To: Manuel Bouyer <email@example.com>
From: Martin Husemann <firstname.lastname@example.org>
Date: 07/23/2004 19:40:23
On Fri, Jul 23, 2004 at 07:33:33PM +0200, Manuel Bouyer wrote:
> > lockmgr(18388a8, 0, 0, 3, a, 1860400) at netbsd:lockmgr+0x1ec
> > uvmfault_lookup(e0017970, 0, cc0db60, 6, fffffffffffffffc, 0) at netbsd:uvmfault_lookup+0x1b4
> > uvm_fault(18388a0, 0, 1, 1, 1809510, 1875080) at netbsd:uvm_fault+0x70
> > data_access_fault(e0017b70, 30, 108f004, 0, 50, 800809) at netbsd:data_access_fault+0x418
> > ?(11d7400, 0, 331be458, 6, fffffffffffffffb, 1) at 0x100871c
> I wonder what could be at 0x100871c
0x100871c <Ldatafault_internal+196>: call 0x11b997c <data_access_fault>
It's inside the assembler part of the trap handler.
> __wdccommand_done() can do bus_space_read_1() operations.

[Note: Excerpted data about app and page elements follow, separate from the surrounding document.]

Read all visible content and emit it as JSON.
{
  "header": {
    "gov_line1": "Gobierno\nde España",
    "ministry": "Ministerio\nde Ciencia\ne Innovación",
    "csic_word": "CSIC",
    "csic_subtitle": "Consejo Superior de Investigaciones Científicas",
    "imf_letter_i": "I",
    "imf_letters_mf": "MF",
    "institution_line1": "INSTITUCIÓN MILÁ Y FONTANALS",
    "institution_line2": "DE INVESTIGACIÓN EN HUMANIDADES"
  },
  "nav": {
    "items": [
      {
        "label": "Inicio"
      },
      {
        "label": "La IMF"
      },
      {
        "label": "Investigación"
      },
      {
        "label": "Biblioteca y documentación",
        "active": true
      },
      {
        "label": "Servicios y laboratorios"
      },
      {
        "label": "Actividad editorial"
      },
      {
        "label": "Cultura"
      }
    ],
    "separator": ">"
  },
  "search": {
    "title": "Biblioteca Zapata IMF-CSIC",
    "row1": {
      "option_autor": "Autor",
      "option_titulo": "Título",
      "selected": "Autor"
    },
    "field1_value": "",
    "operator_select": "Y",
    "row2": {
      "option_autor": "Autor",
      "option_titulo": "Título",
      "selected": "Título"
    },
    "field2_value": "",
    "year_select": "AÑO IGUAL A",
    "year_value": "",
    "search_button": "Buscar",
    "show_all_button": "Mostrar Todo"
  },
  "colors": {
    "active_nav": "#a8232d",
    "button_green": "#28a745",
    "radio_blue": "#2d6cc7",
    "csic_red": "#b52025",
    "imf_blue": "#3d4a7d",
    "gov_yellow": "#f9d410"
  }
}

I guess this
> can trigger a fault if the controller or drive fails, i don't know if
> this could generate a data_access_fault on i386.
Sorry, forgot to mention: this is on sparc64.
So your theory is that the failing hardware causes an unexpected data
access fault and this makes the kernel die? The puzzling thing is that
I can reproducably boot netbsd.old in this situation and the kernel